Five:  No need for personal attacks - on me or the candidates/ subject of the topic.  Yes, politics can be very emotional and some of these are hot button issues.  But that does not give you leave to attack me personally, or attack the candidates.  Yes, Donald Trump's hair is crazy and his skin color looks like it was created in a bottle.  But those kinds of observations are not really appropriate responses to arguments on policy. (Just take a page from Donald's campaign for this one.)  Caveat - from time to time, I may post an article or photo that specifically addresses someone's look or state of dress or hairstyle, etc.  In those instances, discussion of the subject of the photo/ article/etc. is appropriate and encouraged.  Unless it's a discussion of how I'm dressed.  And then you have to be nice.

Six:  Don't tell me I'm wrong.  Seriously, see number 1.  You are my friend in spite of any differing personal, religious or political views we might have.  That does not mean that we will agree on everything.  In fact, I'm telling you right now, we won't agree on everything.  We can still debate issues and topics.  But please do not expect to gain any ground by telling me I'm wrong.  Even if I am factually wrong, (which I highly doubt would actually happen), you're not allowed to tell me that.  But by all means, expect me to tell you when  you are being a raving idiot.

Seven:  FACT CHECK.  This is a big one, folks.  If you want to debate me on something, please make sure to do  your research.  I will try and do the same.  In any situation where I haven't had the time to research a point fully, I will let you know.  Please do not come to my page expecting to get into a debate with me about something and not fact check.  (See most recent Republican debate for examples on how to make claims without fact checking, and don't do it.)

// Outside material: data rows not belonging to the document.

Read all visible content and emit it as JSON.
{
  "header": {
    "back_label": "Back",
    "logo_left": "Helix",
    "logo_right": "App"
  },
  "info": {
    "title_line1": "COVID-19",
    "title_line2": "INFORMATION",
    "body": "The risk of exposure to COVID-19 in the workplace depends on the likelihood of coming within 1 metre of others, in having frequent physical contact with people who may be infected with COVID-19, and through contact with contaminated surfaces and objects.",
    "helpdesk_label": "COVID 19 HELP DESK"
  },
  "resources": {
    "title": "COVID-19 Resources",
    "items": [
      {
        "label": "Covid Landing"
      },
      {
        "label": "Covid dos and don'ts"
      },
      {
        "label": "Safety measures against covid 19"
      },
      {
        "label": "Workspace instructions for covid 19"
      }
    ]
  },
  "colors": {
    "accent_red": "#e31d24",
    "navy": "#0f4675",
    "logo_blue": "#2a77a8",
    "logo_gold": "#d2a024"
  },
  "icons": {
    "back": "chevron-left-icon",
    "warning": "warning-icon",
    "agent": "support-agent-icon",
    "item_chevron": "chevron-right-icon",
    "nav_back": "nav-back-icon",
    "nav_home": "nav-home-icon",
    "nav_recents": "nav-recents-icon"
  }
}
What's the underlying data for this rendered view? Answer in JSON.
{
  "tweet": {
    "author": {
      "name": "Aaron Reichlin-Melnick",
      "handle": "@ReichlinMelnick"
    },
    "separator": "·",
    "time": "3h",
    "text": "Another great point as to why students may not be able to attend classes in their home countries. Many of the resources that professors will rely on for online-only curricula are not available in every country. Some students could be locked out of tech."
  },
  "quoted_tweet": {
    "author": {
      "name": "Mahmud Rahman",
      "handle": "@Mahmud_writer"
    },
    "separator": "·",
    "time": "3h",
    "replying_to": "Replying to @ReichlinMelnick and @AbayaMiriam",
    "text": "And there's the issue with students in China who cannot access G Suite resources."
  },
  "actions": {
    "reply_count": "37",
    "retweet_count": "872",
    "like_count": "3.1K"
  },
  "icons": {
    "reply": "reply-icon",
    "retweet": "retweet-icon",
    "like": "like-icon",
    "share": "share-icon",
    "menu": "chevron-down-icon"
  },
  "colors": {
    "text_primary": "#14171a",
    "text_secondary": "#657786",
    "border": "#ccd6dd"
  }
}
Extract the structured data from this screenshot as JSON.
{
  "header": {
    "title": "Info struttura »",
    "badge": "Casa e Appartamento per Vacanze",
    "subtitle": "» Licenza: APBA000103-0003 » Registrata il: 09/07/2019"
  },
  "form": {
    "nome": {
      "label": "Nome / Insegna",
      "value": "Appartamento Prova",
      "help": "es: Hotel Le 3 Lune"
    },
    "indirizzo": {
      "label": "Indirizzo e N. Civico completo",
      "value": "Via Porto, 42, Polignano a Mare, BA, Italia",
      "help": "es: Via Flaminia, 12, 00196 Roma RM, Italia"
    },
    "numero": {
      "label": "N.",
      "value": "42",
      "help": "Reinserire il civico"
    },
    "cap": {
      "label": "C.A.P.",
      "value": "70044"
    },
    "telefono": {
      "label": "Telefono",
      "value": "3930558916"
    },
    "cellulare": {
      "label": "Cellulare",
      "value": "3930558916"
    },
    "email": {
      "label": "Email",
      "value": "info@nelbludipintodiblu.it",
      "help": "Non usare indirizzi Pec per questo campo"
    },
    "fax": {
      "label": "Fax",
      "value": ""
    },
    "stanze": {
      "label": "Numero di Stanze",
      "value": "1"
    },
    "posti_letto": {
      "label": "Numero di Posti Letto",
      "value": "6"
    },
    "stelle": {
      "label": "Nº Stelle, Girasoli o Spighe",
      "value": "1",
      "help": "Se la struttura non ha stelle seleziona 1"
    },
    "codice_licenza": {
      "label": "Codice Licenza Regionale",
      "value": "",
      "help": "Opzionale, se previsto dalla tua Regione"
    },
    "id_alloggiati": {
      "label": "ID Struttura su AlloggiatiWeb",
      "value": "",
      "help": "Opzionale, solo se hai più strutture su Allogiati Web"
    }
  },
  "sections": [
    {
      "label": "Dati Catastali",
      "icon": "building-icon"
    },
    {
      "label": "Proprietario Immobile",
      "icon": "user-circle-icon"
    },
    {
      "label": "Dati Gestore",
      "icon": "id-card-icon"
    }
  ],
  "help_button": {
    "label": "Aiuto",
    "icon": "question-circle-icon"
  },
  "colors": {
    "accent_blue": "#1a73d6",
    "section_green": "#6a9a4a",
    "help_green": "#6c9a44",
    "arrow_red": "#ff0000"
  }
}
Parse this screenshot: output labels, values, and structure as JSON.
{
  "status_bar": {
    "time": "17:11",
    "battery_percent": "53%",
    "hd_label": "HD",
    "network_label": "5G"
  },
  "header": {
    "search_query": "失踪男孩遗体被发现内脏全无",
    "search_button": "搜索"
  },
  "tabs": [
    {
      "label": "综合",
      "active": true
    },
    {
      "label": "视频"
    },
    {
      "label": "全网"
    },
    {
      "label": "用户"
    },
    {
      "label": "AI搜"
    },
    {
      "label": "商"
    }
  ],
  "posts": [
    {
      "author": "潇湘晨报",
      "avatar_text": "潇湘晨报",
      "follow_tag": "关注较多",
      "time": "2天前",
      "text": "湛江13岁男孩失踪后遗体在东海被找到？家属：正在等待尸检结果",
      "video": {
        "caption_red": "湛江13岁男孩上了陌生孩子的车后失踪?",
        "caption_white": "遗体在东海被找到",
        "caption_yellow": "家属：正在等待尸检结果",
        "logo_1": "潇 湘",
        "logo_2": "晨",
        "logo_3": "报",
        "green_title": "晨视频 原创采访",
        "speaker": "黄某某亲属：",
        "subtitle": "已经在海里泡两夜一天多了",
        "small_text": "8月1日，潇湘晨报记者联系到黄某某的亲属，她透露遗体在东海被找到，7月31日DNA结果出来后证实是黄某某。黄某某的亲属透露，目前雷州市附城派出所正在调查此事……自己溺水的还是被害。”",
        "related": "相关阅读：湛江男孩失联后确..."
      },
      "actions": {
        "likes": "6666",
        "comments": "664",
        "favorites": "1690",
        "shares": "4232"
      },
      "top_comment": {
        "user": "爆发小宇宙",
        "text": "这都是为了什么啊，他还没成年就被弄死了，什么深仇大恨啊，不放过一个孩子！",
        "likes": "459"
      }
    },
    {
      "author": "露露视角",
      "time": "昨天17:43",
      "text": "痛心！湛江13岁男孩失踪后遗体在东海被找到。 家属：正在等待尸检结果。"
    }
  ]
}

Eight: Don't expect miracles.  If you plan to engage me in a debate and make me change my mind, just turn away right now.  I can tell you with almost 100% certainty (see what I did there?) that I will not change my mind, just as you will not change yours.  Please feel free to explain to me why you believe your position is correct or superior.  Cite examples, give me research and facts, tell me why you have the better position.  I may concede a point, I may agree with you in part while disagreeing with you on other parts.  But at the end of the day, you are probably not going to change my mind.  And without a doubt, you will not get me to change my political affiliation.  Similarly, I won't try to get you to come over to the Dark Side.

  During the last presidential election, I basically ignored most of my friends' political posts.  I never blocked or unfriended anyone, despite some of my friends having very outspoken views on certain topics or candidates.  This election is shaping up to be a bit more interesting and certainly has people talking with several potentially volatile issues.  I've decided that if I can't "beat" them by ignoring it, I'll join them - but on my terms.  Oh, and one final thought.  If you post something and I choose not to respond, don't automatically assume that you "won" anything, and don't assume that you were right.  It could just be that I turned away from Facebook to live my life (get dinner for kids, put them to bed, go get my nails done, get a massage, read a book.... basically, live life.)  If I feel that it is important enough to comment on at a later time, when I'm back in the social media world, I will.  Then again, I may just feel like I've exhausted my own dialog on the topic and I'm done.  Like I said, don't assume anything by it.

Happy debating!